Data for processing:
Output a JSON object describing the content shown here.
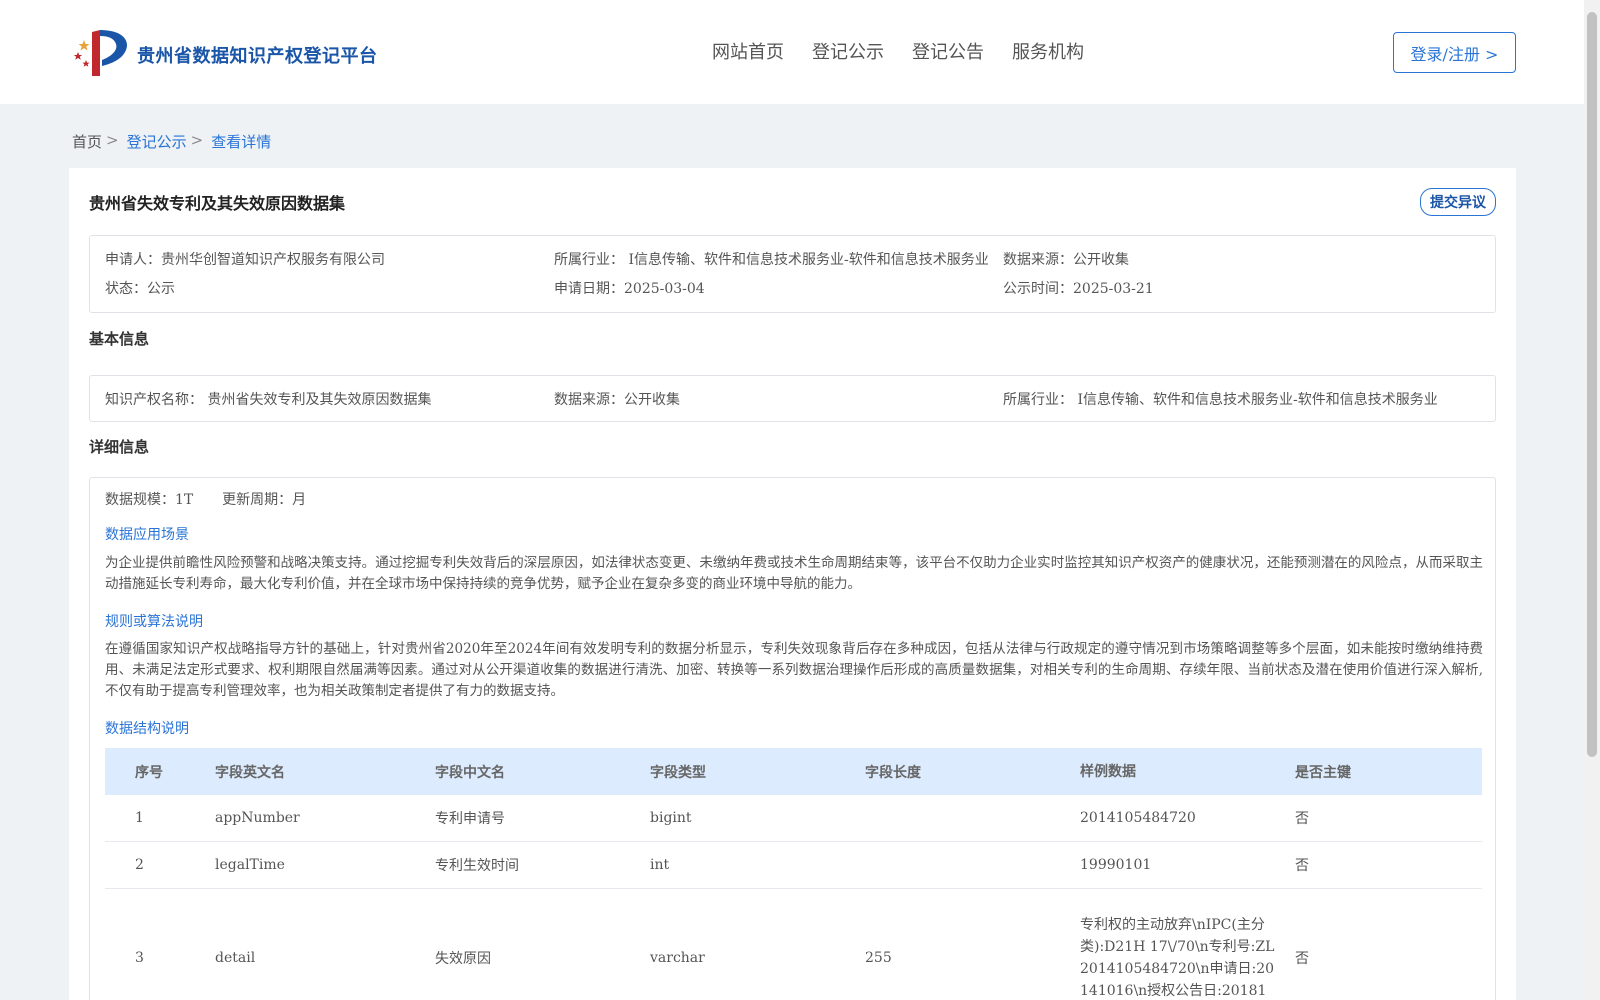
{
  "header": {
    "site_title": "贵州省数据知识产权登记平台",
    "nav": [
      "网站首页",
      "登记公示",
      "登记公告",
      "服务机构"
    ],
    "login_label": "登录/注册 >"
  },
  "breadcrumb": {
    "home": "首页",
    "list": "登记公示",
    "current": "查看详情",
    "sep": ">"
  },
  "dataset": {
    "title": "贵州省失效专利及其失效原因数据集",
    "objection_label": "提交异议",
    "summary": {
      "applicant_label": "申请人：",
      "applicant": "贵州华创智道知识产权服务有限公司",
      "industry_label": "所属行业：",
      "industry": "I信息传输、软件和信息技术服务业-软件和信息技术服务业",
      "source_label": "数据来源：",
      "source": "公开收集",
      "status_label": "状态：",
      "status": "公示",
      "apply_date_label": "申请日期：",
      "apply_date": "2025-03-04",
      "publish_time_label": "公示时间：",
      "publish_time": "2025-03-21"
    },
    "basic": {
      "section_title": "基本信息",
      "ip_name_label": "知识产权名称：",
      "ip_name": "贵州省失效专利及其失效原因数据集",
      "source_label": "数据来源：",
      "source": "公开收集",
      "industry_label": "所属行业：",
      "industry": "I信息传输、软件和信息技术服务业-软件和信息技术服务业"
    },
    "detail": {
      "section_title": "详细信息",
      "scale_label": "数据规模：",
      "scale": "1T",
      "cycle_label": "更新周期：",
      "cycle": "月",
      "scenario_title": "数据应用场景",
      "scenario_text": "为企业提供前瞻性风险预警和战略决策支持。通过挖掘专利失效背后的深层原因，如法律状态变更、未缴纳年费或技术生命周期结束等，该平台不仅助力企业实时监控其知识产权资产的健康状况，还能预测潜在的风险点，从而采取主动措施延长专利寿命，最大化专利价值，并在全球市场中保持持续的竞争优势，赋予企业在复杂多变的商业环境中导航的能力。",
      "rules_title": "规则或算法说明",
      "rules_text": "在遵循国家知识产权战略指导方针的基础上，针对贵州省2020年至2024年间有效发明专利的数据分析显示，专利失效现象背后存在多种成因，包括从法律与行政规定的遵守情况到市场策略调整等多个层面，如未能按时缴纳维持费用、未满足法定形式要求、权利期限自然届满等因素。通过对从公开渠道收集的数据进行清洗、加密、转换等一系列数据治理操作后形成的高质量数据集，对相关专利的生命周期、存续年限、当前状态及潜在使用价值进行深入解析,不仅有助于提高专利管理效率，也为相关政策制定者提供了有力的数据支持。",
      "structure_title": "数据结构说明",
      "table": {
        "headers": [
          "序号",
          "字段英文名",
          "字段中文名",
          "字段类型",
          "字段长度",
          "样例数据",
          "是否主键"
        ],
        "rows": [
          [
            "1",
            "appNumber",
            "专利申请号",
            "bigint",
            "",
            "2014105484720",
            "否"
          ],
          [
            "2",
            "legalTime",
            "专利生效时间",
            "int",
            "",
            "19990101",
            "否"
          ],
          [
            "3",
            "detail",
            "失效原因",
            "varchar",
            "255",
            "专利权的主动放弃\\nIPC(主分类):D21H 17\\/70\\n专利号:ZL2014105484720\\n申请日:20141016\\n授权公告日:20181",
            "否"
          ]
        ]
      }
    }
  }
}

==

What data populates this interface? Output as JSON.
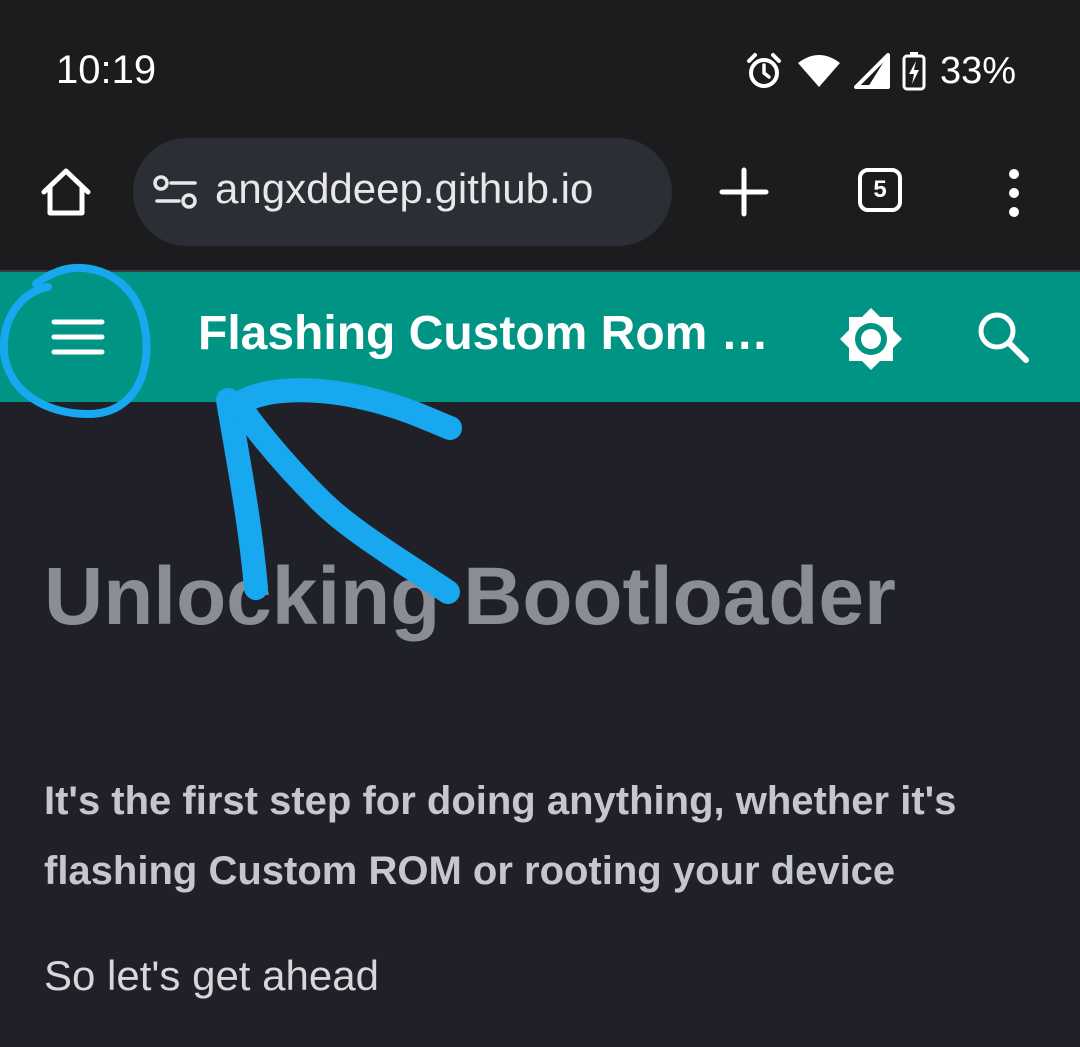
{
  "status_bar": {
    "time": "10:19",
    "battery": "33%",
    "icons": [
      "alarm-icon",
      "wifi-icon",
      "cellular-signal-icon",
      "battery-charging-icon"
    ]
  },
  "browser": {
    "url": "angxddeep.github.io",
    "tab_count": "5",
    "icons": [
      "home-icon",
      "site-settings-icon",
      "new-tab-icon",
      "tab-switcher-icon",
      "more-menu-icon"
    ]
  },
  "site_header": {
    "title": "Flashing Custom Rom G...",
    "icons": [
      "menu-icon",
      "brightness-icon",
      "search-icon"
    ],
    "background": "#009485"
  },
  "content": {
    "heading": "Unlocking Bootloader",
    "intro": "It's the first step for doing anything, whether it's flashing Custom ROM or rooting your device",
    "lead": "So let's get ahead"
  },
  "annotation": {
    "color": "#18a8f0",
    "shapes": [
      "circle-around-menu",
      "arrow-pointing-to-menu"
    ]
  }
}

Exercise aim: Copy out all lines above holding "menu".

Answer for the task:
      "more-menu-icon"
      "menu-icon",
      "circle-around-menu",
      "arrow-pointing-to-menu"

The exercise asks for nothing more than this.